ImputationMissing Rainfall DataPrincipal component analysis (PCA)Sine cosine neural networkDeep learning
Chiu, P. C... [et al.] (2021). Imputation of Rainfall Data Using the Sine Cosine Function Fitting Neural Network. International Journal of Interactive Multimedia & Artificial Intelligence, 6(7). DOI: [10.9781/ijimai.2021.08.013]
SponsorshipMinistry of Higher Education under the Fundamental Research Grant Scheme FRGS/1/2018/ICT04/UTM/01/1; Universiti Teknologi Malaysia (UTM) under Ministry of Higher Education Malaysia 20H04; Malaysia Research University Network (MRUN) under Ministry of Higher Education Malaysia 4L876; SLAI under Ministry of Higher Education Malaysia; SPEV project, Faculty of Informatics and Management, University of Hradec Kralove 2102-2021 2102/2021; Hradec Kralove University, Czech Republic
Missing rainfall data have reduced the quality of hydrological data analysis because they are the essential input for hydrological modeling. Much research has focused on rainfall data imputation. However, the compatibility of precipitation (rainfall) and non-precipitation (meteorology) as input data has received less attention. First, we propose a novel pre-processing mechanism for non-precipitation data by using principal component analysis (PCA). Before the imputation, PCA is used to extract the most relevant features from the meteorological data. The final output of the PCA is combined with the rainfall data from the nearest neighbor gauging stations and then used as the input to the neural network for missing data imputation. Second, a sine cosine algorithm is presented to optimize neural network for infilling the missing rainfall data. The proposed sine cosine function fitting neural network (SC-FITNET) was compared with the sine cosine feedforward neural network (SCFFNN), feedforward neural network (FFNN) and long short-term memory (LSTM) approaches. The results showed that the proposed SC-FITNET outperformed LSTM, SC-FFNN and FFNN imputation in terms of mean absolute error (MAE), root mean square error (RMSE) and correlation coefficient (R), with an average accuracy of 90.9%. This study revealed that as the percentage of missingness increased, the precision of the four imputation methods reduced.
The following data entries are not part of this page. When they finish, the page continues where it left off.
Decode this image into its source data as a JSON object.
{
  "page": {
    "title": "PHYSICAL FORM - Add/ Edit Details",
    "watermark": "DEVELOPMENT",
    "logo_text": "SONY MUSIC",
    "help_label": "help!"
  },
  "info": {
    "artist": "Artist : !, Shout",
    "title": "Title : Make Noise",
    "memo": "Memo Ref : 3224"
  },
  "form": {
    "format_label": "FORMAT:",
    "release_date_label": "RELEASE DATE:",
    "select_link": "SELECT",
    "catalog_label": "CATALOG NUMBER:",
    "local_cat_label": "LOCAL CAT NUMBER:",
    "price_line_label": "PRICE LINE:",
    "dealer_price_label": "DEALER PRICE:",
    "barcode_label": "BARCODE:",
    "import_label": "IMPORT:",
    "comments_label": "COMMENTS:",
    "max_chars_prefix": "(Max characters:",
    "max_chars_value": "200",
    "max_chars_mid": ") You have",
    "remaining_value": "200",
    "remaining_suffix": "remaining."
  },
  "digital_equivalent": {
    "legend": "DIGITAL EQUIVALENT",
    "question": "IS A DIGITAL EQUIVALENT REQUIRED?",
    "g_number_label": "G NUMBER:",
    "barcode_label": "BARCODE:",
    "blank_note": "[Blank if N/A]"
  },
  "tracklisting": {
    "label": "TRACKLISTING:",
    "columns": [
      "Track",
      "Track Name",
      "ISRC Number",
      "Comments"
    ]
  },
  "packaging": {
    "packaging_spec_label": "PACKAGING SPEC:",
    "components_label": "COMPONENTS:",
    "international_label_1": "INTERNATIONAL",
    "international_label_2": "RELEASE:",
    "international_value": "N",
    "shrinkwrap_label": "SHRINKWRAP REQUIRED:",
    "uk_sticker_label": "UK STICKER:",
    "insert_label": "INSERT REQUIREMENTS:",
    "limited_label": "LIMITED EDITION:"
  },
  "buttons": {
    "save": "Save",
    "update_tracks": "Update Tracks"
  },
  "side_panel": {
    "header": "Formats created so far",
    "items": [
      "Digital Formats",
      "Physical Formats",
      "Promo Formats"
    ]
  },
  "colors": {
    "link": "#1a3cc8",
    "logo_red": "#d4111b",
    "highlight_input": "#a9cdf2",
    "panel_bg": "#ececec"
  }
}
In addition, this study also revealed that PCA has potential in pre-processing meteorological data into an understandable format for the missing data imputation.